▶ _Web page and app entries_
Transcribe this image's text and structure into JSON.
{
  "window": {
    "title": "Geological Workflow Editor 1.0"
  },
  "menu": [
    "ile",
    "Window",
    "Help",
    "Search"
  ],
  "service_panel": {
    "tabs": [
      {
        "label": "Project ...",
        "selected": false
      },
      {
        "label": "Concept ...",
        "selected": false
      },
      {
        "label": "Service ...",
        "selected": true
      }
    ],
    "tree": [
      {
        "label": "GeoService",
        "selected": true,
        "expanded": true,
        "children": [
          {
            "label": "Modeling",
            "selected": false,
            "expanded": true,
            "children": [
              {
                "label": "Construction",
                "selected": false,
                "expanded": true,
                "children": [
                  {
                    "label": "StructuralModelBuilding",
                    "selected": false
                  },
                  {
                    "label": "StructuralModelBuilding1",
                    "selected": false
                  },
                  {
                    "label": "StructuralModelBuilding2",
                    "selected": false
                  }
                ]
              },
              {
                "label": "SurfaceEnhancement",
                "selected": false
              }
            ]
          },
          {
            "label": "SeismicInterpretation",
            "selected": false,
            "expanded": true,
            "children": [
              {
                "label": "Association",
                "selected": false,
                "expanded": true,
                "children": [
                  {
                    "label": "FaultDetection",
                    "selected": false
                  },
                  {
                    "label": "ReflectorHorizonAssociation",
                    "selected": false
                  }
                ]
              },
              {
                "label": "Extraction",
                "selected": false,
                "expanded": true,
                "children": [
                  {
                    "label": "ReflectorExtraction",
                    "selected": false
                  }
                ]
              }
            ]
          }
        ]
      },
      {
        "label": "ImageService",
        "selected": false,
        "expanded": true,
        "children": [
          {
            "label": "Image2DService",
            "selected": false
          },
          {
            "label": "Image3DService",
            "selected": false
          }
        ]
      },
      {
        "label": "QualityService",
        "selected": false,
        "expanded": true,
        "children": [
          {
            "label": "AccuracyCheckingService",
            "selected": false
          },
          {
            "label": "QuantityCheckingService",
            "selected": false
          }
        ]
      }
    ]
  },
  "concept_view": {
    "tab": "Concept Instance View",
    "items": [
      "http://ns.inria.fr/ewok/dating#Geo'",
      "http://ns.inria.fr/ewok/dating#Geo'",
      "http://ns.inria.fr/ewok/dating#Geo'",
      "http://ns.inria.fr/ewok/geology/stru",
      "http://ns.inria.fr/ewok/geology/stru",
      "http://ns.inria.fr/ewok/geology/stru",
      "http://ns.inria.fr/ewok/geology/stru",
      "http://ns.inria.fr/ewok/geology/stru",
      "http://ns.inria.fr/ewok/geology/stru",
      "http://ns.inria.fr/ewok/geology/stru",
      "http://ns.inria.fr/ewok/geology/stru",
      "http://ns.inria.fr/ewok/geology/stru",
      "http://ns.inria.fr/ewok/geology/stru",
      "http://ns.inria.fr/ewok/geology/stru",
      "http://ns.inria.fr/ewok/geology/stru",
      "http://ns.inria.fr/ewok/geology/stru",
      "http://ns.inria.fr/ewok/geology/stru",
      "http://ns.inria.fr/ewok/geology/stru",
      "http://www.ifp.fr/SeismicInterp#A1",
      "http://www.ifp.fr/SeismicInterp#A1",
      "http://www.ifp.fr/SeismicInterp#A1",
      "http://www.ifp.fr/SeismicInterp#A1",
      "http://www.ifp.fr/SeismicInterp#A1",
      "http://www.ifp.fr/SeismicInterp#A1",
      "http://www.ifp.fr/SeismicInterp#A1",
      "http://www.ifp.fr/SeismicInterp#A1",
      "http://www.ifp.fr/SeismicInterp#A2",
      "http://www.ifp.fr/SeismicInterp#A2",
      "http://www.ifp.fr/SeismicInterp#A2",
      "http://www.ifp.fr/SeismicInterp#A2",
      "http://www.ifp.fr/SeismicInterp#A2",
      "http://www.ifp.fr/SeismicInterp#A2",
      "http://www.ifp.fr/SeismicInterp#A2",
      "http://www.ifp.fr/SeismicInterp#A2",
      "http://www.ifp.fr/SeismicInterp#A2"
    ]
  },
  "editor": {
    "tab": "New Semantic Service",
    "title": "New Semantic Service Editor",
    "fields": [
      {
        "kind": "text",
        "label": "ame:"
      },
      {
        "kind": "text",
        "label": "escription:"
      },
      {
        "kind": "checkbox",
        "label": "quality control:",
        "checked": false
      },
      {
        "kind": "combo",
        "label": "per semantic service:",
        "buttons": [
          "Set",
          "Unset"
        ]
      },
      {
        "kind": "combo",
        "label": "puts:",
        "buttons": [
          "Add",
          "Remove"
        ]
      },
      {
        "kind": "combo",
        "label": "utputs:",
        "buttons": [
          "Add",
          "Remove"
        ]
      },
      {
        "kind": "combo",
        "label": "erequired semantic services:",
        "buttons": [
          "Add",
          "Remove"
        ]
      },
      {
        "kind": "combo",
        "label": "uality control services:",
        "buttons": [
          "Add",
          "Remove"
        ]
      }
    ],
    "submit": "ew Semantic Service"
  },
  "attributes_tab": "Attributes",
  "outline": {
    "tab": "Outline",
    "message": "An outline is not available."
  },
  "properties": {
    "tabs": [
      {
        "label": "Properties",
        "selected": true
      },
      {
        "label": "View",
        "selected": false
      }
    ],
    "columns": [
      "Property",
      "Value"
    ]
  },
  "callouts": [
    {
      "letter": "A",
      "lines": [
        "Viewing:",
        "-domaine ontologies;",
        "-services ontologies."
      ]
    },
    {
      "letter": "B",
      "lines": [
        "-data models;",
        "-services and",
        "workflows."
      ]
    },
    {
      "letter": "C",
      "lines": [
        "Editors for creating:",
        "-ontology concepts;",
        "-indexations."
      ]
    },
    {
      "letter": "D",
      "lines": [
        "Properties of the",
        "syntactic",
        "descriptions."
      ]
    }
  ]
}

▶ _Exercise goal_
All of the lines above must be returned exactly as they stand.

▶ _Exercise output_
Transcribe this image's text and structure into JSON.
{
  "window": {
    "title": "Geological Workflow Editor 1.0"
  },
  "menu": [
    "ile",
    "Window",
    "Help",
    "Search"
  ],
  "service_panel": {
    "tabs": [
      {
        "label": "Project ...",
        "selected": false
      },
      {
        "label": "Concept ...",
        "selected": false
      },
      {
        "label": "Service ...",
        "selected": true
      }
    ],
    "tree": [
      {
        "label": "GeoService",
        "selected": true,
        "expanded": true,
        "children": [
          {
            "label": "Modeling",
            "selected": false,
            "expanded": true,
            "children": [
              {
                "label": "Construction",
                "selected": false,
                "expanded": true,
                "children": [
                  {
                    "label": "StructuralModelBuilding",
                    "selected": false
                  },
                  {
                    "label": "StructuralModelBuilding1",
                    "selected": false
                  },
                  {
                    "label": "StructuralModelBuilding2",
                    "selected": false
                  }
                ]
              },
              {
                "label": "SurfaceEnhancement",
                "selected": false
              }
            ]
          },
          {
            "label": "SeismicInterpretation",
            "selected": false,
            "expanded": true,
            "children": [
              {
                "label": "Association",
                "selected": false,
                "expanded": true,
                "children": [
                  {
                    "label": "FaultDetection",
                    "selected": false
                  },
                  {
                    "label": "ReflectorHorizonAssociation",
                    "selected": false
                  }
                ]
              },
              {
                "label": "Extraction",
                "selected": false,
                "expanded": true,
                "children": [
                  {
                    "label": "ReflectorExtraction",
                    "selected": false
                  }
                ]
              }
            ]
          }
        ]
      },
      {
        "label": "ImageService",
        "selected": false,
        "expanded": true,
        "children": [
          {
            "label": "Image2DService",
            "selected": false
          },
          {
            "label": "Image3DService",
            "selected": false
          }
        ]
      },
      {
        "label": "QualityService",
        "selected": false,
        "expanded": true,
        "children": [
          {
            "label": "AccuracyCheckingService",
            "selected": false
          },
          {
            "label": "QuantityCheckingService",
            "selected": false
          }
        ]
      }
    ]
  },
  "concept_view": {
    "tab": "Concept Instance View",
    "items": [
      "http://ns.inria.fr/ewok/dating#Geo'",
      "http://ns.inria.fr/ewok/dating#Geo'",
      "http://ns.inria.fr/ewok/dating#Geo'",
      "http://ns.inria.fr/ewok/geology/stru",
      "http://ns.inria.fr/ewok/geology/stru",
      "http://ns.inria.fr/ewok/geology/stru",
      "http://ns.inria.fr/ewok/geology/stru",
      "http://ns.inria.fr/ewok/geology/stru",
      "http://ns.inria.fr/ewok/geology/stru",
      "http://ns.inria.fr/ewok/geology/stru",
      "http://ns.inria.fr/ewok/geology/stru",
      "http://ns.inria.fr/ewok/geology/stru",
      "http://ns.inria.fr/ewok/geology/stru",
      "http://ns.inria.fr/ewok/geology/stru",
      "http://ns.inria.fr/ewok/geology/stru",
      "http://ns.inria.fr/ewok/geology/stru",
      "http://ns.inria.fr/ewok/geology/stru",
      "http://ns.inria.fr/ewok/geology/stru",
      "http://www.ifp.fr/SeismicInterp#A1",
      "http://www.ifp.fr/SeismicInterp#A1",
      "http://www.ifp.fr/SeismicInterp#A1",
      "http://www.ifp.fr/SeismicInterp#A1",
      "http://www.ifp.fr/SeismicInterp#A1",
      "http://www.ifp.fr/SeismicInterp#A1",
      "http://www.ifp.fr/SeismicInterp#A1",
      "http://www.ifp.fr/SeismicInterp#A1",
      "http://www.ifp.fr/SeismicInterp#A2",
      "http://www.ifp.fr/SeismicInterp#A2",
      "http://www.ifp.fr/SeismicInterp#A2",
      "http://www.ifp.fr/SeismicInterp#A2",
      "http://www.ifp.fr/SeismicInterp#A2",
      "http://www.ifp.fr/SeismicInterp#A2",
      "http://www.ifp.fr/SeismicInterp#A2",
      "http://www.ifp.fr/SeismicInterp#A2",
      "http://www.ifp.fr/SeismicInterp#A2"
    ]
  },
  "editor": {
    "tab": "New Semantic Service",
    "title": "New Semantic Service Editor",
    "fields": [
      {
        "kind": "text",
        "label": "ame:"
      },
      {
        "kind": "text",
        "label": "escription:"
      },
      {
        "kind": "checkbox",
        "label": "quality control:",
        "checked": false
      },
      {
        "kind": "combo",
        "label": "per semantic service:",
        "buttons": [
          "Set",
          "Unset"
        ]
      },
      {
        "kind": "combo",
        "label": "puts:",
        "buttons": [
          "Add",
          "Remove"
        ]
      },
      {
        "kind": "combo",
        "label": "utputs:",
        "buttons": [
          "Add",
          "Remove"
        ]
      },
      {
        "kind": "combo",
        "label": "erequired semantic services:",
        "buttons": [
          "Add",
          "Remove"
        ]
      },
      {
        "kind": "combo",
        "label": "uality control services:",
        "buttons": [
          "Add",
          "Remove"
        ]
      }
    ],
    "submit": "ew Semantic Service"
  },
  "attributes_tab": "Attributes",
  "outline": {
    "tab": "Outline",
    "message": "An outline is not available."
  },
  "properties": {
    "tabs": [
      {
        "label": "Properties",
        "selected": true
      },
      {
        "label": "View",
        "selected": false
      }
    ],
    "columns": [
      "Property",
      "Value"
    ]
  },
  "callouts": [
    {
      "letter": "A",
      "lines": [
        "Viewing:",
        "-domaine ontologies;",
        "-services ontologies."
      ]
    },
    {
      "letter": "B",
      "lines": [
        "-data models;",
        "-services and",
        "workflows."
      ]
    },
    {
      "letter": "C",
      "lines": [
        "Editors for creating:",
        "-ontology concepts;",
        "-indexations."
      ]
    },
    {
      "letter": "D",
      "lines": [
        "Properties of the",
        "syntactic",
        "descriptions."
      ]
    }
  ]
}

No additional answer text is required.